Archive for the ‘Toronto’ Category
Last Sunday, I visited the Toronto incarnation of The Word on the Street. Queen’s Park Crescent, surrounding the park and provincial legislative assembly of the same name, was blocked off for the day-long street book festival.
I can’t speak about the morning, but the afternoon was a beautiful day. It was quite nice to spend a bright warm September summer afternoon in the middle of the city surrounded by books. Getting my picture taken with Polkaroo was an added benefit.
Livejournaler jsburbidge notes things that Torontonians are talking about regarding the municipal election, and notes many more things that Torontonians aren’t talking about but should.
1) I have seen tweets this morning regarding waiting for space on trains downtown. (In particular: a complaint about Chester Station and one about Bloor/Yonge).
Chester is a good example of what a DRL would fix; the DRL as usually planned would cross the Bloor-Danforth Line at Pape, and would draw off at least a portion of the flow downtown (it would also allow a one-station jog against flow to Pape from Chester) relieving stations between Pape and Yonge.
Bloor/Yonge would also obviously benefit from a DRL; but I’m less sympathetic to complaints about waiting 20 minutes for a free train there.

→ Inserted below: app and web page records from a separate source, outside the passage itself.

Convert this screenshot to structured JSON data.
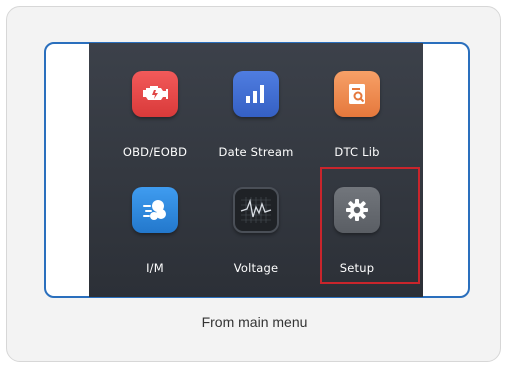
{
  "menu": {
    "items": [
      {
        "label": "OBD/EOBD",
        "icon": "engine-icon",
        "color": "#e84a4a"
      },
      {
        "label": "Date Stream",
        "icon": "bar-chart-icon",
        "color": "#3f6fd1"
      },
      {
        "label": "DTC Lib",
        "icon": "code-library-icon",
        "color": "#f08a4b"
      },
      {
        "label": "I/M",
        "icon": "readiness-icon",
        "color": "#2f8be0"
      },
      {
        "label": "Voltage",
        "icon": "voltage-waveform-icon",
        "color": "#1f2226"
      },
      {
        "label": "Setup",
        "icon": "gear-icon",
        "color": "#666a70"
      }
    ],
    "selected": "Setup",
    "selected_color": "#c9252c"
  },
  "caption": "From main menu",
  "frame_color": "#2a6fbd"
}
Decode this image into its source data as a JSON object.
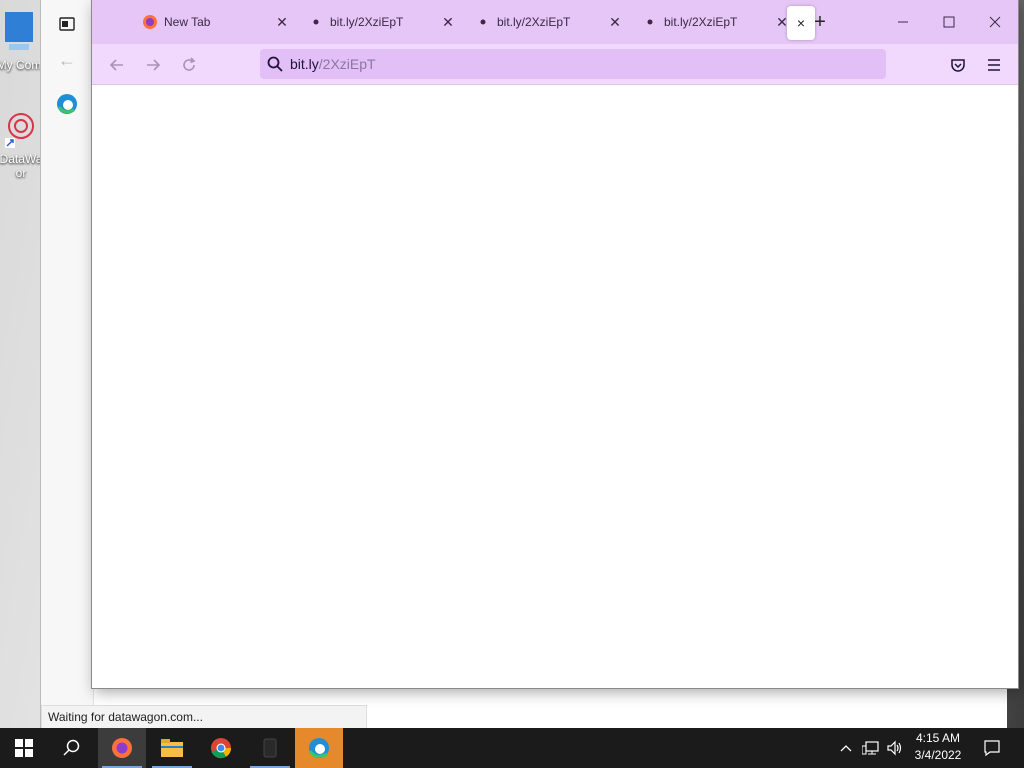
{
  "desktop": {
    "icons": [
      {
        "label": "My Com",
        "icon": "computer-icon"
      },
      {
        "label": "DataWa",
        "sub": "or",
        "icon": "datawagon-icon"
      }
    ]
  },
  "background_window": {
    "status_text": "Waiting for datawagon.com..."
  },
  "browser": {
    "tabs": [
      {
        "label": "New Tab",
        "icon": "firefox-icon"
      },
      {
        "label": "bit.ly/2XziEpT",
        "icon": "loading-dot-icon"
      },
      {
        "label": "bit.ly/2XziEpT",
        "icon": "loading-dot-icon"
      },
      {
        "label": "bit.ly/2XziEpT",
        "icon": "loading-dot-icon"
      }
    ],
    "active_tab_close": "×",
    "new_tab": "+",
    "address": {
      "host": "bit.ly",
      "path": "/2XziEpT"
    },
    "accent": "#e5c6f6"
  },
  "taskbar": {
    "apps": [
      "start-icon",
      "search-icon",
      "firefox-icon",
      "file-explorer-icon",
      "chrome-icon",
      "app-icon",
      "edge-icon"
    ],
    "clock": {
      "time": "4:15 AM",
      "date": "3/4/2022"
    }
  }
}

I’ve sometimes been in a potentially similar position, but if I’m starting from Bloor/Yonge, or even have reached it on a heavy morning, I just choose to walk: I know from experience that it’s about 25 minutes from there to Downtown (Downtown being defined as King/Bay).
Now there are lots of people for whom a walk from Bloor to King is unreasonable — the elderly, the very young, those with mobility problems — but I’m willing to bet that most rush-hour commuters would both be capable of and would benefit from a 25-minute walk downtown — at least on a day like this (clear, not cold, not too hot).
2) I hate to be cynical about this but I’m going to be cynical about this: the reason that John Tory continues to have a significantly higher level of support than Chow or Ford despite the manifest problems surrounding SmartTrack (there was an article in Torontoist this morning by Steve Munro taking it apart: torontoist.com/2014/09/john-torys-transit-vision-is-short-sighted/) is that nobody actually believes that Tory would have a snowball’s chance in hell of pushing it through in any case. The rail lines belong to Metrolinx, the financing would have to go through vetting by the city staff (which it wouldn’t get), real power resides here with the province (which is pushing ahead with RER in any case, which saves the scheme from being a complete fantasy the way the Ford subway scheme is), and Council will be all over the map.
Transit is by far the highest profile issue in this election (other than the Ford identity itself), but it poses a real challenge for the candidates: just about everything that can be done is either already being done or being studied. It’s been so over-analyzed that the chance of a genuinely new positive contribution is nil. The financial and management power lies, by and large, with the province and Metrolinx, except for smallish TTC improvements (smallish because large TTC-only improvements require money which is not currently there, and nobody to the right of Ari Goldkind — and that includes Olivia Chow — wants to talk about large general tax increases) which were pretty well all covered in the report passed by the TTC board in August. Even Chow’s deliberately small-scale bus-oriented plan is impractical as it currently stands, running up against limits in the TTC capacity.